My goodness!  Jonah became a conduit for God’s word and an entire country repented.  Can we even imagine such a miracle in our day?

In his extensive study of the Powers and Principalities,[1] Walter Wink reminds us that there is a spirituality within every institution, too.  There is a “soul” in any country, in any government, in any company, in any structure, and that soul guides the thinking and behavior of that institution.  In our secular, individualistic society, the notion of actual spiritual Powers controlling our institutions seems not only primitive but also threatening.  We know how to struggle against human enemies, but how does one fight a Power?

Our refusal to recognize the spiritual realities of institutions leaves us spending our energy against diversionary forces while the real battle rages elsewhere.  We attack the President or the CEO or the Board of Directors thinking that they are in control.  (Yes, of course, the human leaders of institutions must be directly confronted for they have responsibility, too, but we waste most of our energy if we don’t recognize that other Powers are in charge.)  When we do not recognize the spirituality in our institutions, we are powerless before them. 

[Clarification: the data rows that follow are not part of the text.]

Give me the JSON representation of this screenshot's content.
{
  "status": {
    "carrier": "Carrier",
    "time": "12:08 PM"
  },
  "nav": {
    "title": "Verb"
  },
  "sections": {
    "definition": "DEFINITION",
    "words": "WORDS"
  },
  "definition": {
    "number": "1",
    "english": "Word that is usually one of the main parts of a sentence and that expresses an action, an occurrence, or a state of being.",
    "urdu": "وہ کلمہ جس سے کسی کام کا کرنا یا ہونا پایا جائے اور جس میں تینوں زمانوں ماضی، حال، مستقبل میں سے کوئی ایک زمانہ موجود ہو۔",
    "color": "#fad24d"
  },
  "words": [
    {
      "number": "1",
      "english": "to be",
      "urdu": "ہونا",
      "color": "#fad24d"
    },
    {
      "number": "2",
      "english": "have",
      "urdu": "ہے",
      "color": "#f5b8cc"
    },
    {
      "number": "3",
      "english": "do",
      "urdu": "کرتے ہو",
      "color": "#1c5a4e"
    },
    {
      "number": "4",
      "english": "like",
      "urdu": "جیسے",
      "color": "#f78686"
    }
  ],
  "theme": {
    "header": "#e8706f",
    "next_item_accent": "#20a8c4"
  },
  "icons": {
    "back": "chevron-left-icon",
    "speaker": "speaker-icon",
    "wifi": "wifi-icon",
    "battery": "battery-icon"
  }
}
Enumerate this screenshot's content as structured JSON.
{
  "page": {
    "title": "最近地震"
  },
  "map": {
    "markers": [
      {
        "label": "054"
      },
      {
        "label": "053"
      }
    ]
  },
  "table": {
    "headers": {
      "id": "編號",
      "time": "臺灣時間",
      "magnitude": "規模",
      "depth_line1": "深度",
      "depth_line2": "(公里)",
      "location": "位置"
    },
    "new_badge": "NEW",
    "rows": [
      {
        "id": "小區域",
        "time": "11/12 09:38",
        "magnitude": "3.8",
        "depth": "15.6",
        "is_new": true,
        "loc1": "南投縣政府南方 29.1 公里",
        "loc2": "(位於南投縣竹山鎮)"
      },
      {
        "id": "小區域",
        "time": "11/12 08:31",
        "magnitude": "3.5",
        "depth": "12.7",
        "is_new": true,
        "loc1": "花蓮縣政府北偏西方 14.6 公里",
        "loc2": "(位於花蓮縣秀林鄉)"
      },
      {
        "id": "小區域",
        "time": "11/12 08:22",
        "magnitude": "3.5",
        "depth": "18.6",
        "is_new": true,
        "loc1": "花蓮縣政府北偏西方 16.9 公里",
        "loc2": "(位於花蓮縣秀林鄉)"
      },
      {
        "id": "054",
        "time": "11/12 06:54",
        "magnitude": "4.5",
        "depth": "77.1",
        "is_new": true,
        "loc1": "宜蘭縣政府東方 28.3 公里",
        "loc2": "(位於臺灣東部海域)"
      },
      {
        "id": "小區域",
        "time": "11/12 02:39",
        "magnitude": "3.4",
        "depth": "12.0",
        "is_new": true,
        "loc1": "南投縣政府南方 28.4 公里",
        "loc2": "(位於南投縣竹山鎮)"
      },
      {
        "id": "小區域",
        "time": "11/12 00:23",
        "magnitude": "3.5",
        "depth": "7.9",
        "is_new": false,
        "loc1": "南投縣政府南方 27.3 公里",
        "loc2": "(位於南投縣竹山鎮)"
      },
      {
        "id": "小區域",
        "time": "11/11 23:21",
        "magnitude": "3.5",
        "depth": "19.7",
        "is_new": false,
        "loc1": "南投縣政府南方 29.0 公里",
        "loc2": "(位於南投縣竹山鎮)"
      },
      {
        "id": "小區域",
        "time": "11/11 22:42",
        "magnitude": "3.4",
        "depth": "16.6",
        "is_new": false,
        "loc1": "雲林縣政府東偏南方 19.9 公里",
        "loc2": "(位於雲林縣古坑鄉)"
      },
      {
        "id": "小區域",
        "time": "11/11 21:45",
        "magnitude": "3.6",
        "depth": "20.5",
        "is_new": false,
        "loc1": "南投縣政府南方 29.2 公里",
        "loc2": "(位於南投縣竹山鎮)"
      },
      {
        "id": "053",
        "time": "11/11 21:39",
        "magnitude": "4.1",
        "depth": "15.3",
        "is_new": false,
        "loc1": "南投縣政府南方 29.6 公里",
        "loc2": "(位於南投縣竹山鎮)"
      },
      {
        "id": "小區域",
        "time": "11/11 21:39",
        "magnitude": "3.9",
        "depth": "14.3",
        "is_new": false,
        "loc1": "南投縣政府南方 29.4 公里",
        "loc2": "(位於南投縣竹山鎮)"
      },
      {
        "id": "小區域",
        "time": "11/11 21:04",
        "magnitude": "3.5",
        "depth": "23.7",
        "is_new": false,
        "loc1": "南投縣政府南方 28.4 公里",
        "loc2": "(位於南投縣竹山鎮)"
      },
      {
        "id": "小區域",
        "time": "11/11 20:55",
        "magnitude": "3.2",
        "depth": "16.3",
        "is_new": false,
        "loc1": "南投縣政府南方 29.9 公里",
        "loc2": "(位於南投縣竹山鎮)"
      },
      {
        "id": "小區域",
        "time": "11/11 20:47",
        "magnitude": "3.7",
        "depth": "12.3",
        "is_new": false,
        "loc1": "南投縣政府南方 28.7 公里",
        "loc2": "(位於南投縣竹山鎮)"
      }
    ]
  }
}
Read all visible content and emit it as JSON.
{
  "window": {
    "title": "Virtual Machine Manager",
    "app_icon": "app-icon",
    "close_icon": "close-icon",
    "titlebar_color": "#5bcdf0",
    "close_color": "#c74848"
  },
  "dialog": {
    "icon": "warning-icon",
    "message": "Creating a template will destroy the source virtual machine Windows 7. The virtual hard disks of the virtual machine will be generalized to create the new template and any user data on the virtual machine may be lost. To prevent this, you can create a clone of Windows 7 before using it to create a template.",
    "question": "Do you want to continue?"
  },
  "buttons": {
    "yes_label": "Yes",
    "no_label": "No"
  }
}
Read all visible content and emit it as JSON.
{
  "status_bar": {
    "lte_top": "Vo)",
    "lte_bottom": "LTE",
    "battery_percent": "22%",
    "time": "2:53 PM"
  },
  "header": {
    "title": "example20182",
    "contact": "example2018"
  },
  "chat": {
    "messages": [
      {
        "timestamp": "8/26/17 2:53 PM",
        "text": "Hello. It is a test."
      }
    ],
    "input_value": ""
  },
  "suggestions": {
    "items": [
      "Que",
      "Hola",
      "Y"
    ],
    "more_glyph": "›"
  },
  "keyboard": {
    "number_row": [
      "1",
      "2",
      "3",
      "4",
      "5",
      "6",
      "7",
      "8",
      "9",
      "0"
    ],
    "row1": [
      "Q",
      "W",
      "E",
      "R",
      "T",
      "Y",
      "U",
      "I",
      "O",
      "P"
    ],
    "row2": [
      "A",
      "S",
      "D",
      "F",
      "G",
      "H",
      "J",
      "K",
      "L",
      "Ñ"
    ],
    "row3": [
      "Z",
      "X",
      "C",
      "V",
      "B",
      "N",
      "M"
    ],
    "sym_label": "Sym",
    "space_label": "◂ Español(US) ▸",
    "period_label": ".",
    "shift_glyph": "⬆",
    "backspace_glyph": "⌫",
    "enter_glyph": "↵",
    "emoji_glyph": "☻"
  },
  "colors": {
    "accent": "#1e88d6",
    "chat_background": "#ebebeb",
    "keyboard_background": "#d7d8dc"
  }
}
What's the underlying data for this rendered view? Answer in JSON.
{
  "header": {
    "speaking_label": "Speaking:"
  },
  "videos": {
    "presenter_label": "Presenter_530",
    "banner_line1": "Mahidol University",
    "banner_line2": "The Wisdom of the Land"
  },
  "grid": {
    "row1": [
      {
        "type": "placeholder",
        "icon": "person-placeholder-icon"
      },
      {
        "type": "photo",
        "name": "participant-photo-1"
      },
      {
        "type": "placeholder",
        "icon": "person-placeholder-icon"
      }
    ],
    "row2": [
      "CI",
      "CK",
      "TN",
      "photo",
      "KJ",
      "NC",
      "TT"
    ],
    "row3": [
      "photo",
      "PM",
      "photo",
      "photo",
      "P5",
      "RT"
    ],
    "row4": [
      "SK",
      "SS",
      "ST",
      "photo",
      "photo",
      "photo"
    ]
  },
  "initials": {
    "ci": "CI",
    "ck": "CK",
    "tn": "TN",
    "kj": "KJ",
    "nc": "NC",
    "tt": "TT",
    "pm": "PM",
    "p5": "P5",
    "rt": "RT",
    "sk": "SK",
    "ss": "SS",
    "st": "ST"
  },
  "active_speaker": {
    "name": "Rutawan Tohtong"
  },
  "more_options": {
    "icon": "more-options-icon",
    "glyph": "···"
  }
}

What we rarely understand is the authority that repentance gives us before the Principalities and Powers.  Most of the institutions that must be transformed—unregulated capitalism, political power, large corporations, the criminal justice system, and many others—benefit me, too.  Repentance, therefore, is the necessary first step in withdrawing my power from that with which I struggle.

Repentance is first of all recognition, a hard look at the reality of the sinfulness.  When our institutions do our sinning for us, repentance begins with the acknowledgement that I benefit from structures that oppress others.  This is not a simple process, for the Powers will respond with all their obfuscatory might and will call upon the Powers of other institutions to confuse us.  Most importantly, our repentance will call forth the anger and hurt of other in our community, who also benefit from the same structures.  Even my individual, personal repentance calls the community to accountability.

To complicate matters, without the support of one’s community, it is difficult to repent for this kind of sin.  For most of us, only the community’s collective recognition of its collective sin and the community’s commitment to maintaining that recognition gives the individual the courage, the discernment, the strength to preserve awareness of one’s responsibility for the structural sin in question.

Repentance is not simply the recognition of my complicity; it is also the recognition of the full consequences of my complicity.  Repentance often requires education and leads to the need for further education.  I must face and keep before me what the structural violence that benefits me does to others.

The power of repentance over structural sin must not be belittled.  Such repentance is not just a personal, inward act but a statement to the community.  It is, in fact, close to street theater, dramatizing the collective responsibility and calling others to repentance.  Repentance is the first step in overcoming structural sin.

My repentance does not change Wal-Mart’s hiring and wage practices in itself, but it clears the way for God to speak through me in challenging those practices.  It makes a place for something new and makes a call for wider repentance.  I cannot simultaneously be an inner-city doctor, an environmental activist, a union organizer, a leader in protests against the worst aspects of free trade, a political candidate.  There are too many tentacles to the deep structural sin in which I am involved for me to work actively against all of them.  But I can kneel in repentance before God, ask forgiveness for my part, and open my heart to God’s call to respond.

It is—perhaps—not too late for our society to don sackcloth and ashes.  Repentance is our first step in making way for the Reign of God.

[1] See, for instance, Engaging the Powers.